Ruckelshaus chaired the Puget Sound Partnership effort in 2006, which led to the creation of the Puget Sound Partnership as a state agency in 2007. Ruckelshaus served as chair of the state Salmon Recovery Board which provides grants to protect and restore salmon habitat. He is also a member of the U.S. Commission on Ocean Policy, which brings attention to the importance of protecting and restoring saltwater areas, such as the Puget Sound, that are important to salmon recovery and a range of cultural, economic and quality-of-life interests. He co-founded the Shared Strategy process, the framework within which Puget Sound area watersheds are preparing groundbreaking plans for recovering harvestable and sustainable populations of salmon.  Ruckelshaus was the first administrator of the U.S. Environmental Protection Agency, which was formed in December 1970. He served as director until April 1973. 
“I appreciate the tremendous leadership that Bill has demonstrated as the first Chairman of the Leadership Council as well as his dedication in twice serving as EPA Administrator,” said Rep. Norm Dicks. “He has been an inspiration to all of us committed to a cleaner Puget Sound and to salmon recovery. He set a high standard for the Partnership as it was initially established, and he leaves the organization in good hands, with clear direction and a critically-important goal we all share. I don’t think Bill will every truly retire, but he certainly has earned it many times over.” 

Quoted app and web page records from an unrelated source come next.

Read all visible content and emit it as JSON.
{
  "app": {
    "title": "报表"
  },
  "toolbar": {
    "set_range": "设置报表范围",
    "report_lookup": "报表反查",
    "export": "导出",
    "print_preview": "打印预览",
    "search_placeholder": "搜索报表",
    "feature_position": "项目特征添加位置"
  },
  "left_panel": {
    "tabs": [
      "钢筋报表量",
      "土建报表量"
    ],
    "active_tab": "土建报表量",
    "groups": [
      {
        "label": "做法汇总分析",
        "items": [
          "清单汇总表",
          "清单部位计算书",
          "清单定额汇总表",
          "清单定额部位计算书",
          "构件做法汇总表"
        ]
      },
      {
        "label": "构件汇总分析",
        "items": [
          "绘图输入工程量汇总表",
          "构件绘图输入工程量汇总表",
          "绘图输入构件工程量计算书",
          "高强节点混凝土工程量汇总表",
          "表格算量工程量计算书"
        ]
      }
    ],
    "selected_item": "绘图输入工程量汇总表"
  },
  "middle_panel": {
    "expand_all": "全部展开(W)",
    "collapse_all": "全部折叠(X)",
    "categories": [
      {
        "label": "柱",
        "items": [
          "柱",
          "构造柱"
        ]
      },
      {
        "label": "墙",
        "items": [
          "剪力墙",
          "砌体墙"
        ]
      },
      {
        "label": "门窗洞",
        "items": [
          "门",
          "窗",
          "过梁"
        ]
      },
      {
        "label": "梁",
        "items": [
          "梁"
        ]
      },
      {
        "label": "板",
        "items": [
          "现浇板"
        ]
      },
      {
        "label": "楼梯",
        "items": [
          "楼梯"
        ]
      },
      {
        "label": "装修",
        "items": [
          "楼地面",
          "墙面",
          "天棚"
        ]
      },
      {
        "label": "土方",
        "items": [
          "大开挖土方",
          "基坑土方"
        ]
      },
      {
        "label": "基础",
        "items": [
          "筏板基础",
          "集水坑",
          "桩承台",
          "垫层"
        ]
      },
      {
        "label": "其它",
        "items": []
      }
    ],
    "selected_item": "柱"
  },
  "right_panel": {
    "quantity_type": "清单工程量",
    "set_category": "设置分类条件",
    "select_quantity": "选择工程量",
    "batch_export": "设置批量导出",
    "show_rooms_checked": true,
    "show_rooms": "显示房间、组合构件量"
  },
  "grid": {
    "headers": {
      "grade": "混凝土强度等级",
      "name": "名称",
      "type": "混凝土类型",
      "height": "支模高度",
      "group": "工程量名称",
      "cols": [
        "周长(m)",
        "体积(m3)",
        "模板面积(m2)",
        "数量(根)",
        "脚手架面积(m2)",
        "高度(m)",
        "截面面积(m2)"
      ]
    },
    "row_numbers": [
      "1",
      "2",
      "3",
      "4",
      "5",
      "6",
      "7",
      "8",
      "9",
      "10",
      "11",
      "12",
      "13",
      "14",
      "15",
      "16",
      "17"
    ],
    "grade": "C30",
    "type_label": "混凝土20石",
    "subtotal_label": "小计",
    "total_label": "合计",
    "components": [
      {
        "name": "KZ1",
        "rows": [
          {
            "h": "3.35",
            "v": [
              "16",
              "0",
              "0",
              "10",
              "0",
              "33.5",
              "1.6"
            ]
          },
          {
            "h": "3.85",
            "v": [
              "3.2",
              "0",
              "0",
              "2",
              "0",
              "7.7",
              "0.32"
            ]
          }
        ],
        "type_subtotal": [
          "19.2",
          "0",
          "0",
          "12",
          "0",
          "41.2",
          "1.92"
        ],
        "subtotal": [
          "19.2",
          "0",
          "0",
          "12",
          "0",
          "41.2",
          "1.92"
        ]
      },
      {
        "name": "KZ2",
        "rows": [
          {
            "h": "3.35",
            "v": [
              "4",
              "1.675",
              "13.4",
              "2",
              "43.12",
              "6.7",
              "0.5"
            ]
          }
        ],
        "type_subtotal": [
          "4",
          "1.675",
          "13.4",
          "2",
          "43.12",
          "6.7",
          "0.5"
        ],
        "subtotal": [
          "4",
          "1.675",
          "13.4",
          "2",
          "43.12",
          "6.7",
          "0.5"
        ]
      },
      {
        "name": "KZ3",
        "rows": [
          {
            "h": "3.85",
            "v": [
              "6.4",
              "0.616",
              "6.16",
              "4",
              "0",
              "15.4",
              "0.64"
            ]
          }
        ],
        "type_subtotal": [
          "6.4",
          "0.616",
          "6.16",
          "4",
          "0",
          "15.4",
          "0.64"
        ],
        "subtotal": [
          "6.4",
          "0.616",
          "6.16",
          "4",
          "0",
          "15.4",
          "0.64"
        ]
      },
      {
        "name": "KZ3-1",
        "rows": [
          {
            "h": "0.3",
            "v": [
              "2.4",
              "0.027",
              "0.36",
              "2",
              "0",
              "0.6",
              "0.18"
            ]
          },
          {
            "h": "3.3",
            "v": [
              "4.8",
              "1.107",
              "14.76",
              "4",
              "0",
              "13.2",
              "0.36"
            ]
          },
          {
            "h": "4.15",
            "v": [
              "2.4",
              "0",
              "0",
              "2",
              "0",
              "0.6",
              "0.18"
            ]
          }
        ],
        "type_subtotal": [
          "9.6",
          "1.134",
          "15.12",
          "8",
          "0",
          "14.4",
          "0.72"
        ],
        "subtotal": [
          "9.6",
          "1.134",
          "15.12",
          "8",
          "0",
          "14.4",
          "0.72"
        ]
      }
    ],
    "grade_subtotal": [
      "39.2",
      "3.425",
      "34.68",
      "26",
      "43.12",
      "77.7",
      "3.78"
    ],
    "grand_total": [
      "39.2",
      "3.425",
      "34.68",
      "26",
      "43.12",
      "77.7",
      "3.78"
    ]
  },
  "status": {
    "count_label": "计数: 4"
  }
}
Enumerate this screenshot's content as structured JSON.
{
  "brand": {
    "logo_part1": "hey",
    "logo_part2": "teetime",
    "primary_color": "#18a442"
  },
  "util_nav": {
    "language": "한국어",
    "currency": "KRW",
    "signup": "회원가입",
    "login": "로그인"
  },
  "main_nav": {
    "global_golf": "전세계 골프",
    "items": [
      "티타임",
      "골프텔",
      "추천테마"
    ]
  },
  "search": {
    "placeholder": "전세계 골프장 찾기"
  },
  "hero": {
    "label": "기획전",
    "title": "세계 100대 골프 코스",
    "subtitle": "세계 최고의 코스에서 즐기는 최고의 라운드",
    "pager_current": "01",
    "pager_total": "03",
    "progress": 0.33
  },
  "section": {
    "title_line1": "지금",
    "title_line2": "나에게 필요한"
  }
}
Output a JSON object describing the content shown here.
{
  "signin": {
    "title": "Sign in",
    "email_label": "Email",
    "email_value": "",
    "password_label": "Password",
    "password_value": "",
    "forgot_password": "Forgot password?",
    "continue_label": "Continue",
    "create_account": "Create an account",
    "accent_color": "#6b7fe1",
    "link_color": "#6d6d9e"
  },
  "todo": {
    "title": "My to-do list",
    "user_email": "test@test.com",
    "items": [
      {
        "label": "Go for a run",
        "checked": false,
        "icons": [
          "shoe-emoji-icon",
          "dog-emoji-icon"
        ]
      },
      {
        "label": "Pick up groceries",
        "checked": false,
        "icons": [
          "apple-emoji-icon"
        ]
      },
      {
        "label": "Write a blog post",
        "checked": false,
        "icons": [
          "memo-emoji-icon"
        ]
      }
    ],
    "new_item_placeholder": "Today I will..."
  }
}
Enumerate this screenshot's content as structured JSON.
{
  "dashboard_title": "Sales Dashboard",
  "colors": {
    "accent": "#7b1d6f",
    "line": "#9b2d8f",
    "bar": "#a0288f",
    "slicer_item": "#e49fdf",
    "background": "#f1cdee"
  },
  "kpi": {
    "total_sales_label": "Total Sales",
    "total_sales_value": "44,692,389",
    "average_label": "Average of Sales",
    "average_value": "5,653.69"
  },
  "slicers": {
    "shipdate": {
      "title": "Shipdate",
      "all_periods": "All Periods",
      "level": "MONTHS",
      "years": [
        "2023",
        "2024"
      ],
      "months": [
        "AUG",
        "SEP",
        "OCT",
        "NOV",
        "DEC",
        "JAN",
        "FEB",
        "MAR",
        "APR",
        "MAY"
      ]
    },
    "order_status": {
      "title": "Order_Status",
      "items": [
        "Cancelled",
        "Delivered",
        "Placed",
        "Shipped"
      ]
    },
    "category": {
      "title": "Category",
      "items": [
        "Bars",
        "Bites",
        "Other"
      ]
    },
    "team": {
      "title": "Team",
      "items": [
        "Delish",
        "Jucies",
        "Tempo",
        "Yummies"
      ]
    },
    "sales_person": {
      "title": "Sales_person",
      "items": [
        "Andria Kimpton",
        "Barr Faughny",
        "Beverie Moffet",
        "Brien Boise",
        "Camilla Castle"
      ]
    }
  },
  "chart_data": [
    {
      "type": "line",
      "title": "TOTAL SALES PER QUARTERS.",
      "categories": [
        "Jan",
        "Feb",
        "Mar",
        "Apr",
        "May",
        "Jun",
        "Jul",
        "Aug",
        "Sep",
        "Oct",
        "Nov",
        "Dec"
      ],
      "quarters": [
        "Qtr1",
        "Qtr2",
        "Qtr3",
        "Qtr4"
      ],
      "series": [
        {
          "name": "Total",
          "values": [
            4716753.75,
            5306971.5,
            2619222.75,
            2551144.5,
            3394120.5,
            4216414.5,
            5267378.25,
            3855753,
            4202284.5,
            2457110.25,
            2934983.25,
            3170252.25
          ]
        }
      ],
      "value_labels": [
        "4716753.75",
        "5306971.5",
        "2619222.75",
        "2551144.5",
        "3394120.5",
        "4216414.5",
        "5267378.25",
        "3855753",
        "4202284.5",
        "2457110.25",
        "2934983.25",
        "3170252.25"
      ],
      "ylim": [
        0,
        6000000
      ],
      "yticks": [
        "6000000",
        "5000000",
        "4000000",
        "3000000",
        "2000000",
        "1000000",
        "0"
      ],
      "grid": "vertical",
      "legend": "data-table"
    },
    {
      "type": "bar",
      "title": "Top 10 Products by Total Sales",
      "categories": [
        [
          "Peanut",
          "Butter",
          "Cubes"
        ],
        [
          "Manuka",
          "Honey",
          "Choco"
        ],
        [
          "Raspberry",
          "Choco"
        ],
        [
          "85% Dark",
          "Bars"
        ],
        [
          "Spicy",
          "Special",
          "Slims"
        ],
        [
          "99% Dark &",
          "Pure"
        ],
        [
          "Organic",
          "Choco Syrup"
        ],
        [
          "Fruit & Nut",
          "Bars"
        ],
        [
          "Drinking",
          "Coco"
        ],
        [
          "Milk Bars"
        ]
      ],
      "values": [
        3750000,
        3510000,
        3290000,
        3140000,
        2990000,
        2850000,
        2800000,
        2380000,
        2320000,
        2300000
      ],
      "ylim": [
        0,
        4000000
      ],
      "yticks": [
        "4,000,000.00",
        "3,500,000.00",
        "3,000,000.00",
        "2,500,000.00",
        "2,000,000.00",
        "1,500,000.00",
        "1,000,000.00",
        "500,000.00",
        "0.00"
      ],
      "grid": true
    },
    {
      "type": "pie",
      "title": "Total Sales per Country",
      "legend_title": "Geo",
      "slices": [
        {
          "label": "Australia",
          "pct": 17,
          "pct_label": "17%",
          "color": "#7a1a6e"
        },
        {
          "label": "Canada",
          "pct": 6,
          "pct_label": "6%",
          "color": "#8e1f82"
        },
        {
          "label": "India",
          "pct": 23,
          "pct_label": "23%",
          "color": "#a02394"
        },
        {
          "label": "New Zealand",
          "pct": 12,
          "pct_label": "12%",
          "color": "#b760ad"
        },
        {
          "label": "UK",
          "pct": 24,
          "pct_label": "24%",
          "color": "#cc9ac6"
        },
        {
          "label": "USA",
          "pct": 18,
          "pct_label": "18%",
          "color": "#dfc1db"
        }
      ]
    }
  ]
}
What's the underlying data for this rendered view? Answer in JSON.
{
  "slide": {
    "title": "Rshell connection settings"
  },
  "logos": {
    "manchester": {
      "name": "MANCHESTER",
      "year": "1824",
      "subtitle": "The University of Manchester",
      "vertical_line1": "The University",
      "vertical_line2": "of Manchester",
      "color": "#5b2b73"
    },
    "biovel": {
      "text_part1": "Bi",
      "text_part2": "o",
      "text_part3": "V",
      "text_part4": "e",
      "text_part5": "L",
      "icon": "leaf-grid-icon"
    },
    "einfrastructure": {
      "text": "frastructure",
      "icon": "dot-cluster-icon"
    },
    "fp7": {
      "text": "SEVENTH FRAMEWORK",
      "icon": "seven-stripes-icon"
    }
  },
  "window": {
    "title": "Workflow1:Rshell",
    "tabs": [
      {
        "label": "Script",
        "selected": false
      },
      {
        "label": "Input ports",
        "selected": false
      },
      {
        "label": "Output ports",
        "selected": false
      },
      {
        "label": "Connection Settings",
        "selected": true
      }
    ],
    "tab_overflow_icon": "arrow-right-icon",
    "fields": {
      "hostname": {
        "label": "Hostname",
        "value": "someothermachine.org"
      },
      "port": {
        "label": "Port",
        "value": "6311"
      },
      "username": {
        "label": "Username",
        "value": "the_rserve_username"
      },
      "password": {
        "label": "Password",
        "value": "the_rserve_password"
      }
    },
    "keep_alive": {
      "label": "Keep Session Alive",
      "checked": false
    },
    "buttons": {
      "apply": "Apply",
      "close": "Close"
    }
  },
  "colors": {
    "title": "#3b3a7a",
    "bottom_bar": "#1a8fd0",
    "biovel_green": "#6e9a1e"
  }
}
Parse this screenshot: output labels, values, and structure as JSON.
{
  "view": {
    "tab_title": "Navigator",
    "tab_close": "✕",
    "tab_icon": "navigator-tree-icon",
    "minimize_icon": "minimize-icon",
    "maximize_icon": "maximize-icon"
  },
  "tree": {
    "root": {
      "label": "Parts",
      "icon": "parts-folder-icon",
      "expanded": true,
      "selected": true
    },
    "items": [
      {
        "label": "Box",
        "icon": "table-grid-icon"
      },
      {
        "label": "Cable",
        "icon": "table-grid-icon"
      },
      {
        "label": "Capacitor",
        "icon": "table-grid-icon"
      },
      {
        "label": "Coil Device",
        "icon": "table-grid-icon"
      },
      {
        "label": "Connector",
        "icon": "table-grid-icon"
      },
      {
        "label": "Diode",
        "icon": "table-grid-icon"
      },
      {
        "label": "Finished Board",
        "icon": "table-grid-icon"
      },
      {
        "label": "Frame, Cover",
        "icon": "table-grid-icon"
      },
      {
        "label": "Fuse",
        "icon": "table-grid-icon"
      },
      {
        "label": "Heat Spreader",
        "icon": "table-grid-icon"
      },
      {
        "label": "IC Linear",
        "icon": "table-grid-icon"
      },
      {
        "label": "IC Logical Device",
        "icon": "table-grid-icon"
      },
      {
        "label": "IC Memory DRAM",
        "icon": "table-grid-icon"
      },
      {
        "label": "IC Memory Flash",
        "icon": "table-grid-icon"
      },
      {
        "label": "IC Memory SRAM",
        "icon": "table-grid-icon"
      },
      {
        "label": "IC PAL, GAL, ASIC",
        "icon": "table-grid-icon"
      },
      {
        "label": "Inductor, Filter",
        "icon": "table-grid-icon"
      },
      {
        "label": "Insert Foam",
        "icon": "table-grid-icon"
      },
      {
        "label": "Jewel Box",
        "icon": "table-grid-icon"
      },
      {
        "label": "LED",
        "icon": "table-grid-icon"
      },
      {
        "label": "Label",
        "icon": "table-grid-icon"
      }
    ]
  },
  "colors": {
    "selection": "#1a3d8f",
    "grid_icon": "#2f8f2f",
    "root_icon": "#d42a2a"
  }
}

“Throughout his impressive career in public service, Bill has gone above and beyond the call,” said Sen. Patty Murray. “Bill carries with him an unmatched commitment to making Washington state a better place to live, work, and raise a family and I thank him for his tireless efforts.”
“Thank you, Bill, for many years of leadership, commitment, dedication, and service,” said Sen. Maria Cantwell. “Puget Sound, and indeed our entire state, have benefited enormously from your involvement on many important issues of public policy. Just in the past six months, your advocacy in Washington DC on behalf of the Puget Sound Recovery Act and the Pacific Salmon Stronghold Conservation Act has been instrumental to the advancement of these critical bills.  You will be sorely missed, but I know we can call on you to help as we proceed with our efforts to protect and restore Puget Sound and salmon runs throughout the Pacific Northwest. Martha Kongsgaard has done a tremendous job as Vice Chair of the Leadership Council and she is ready to assume the role of Chair to continue our progress.”
Gregoire has asked Martha Kongsgaard to serve as the new chair of the Leadership Council. Kongsgaard currently serves as vice chair. “Martha has many long years working on Puget Sound issues and she will serve as she always has with great distinction in her new role,” said Gregoire.
Kongsgaard is a founder of the Kongsgaard-Goldman Foundation. The foundation gives grants to a variety of nonprofit environmental, social justice and arts organizations in the Pacific Northwest and Alaska, many of which affect Puget Sound. Her community activities include participation on the national board and the executive committees of Earthjustice, Islandwood, the Future of the Law Institute and Friends of the Methow. She chairs several major capital campaigns, including the Cascade Agenda, the expansion of Islandwood and the building of the LEED-certified Community Center at the New High Point. Kongsgaard has served as the president of Philanthropy Northwest and has spoken broadly about philanthropy and the environmental movement to wide and diverse audiences for the past 20 years. 
To read Ruckelshaus’ resignation letter, visit: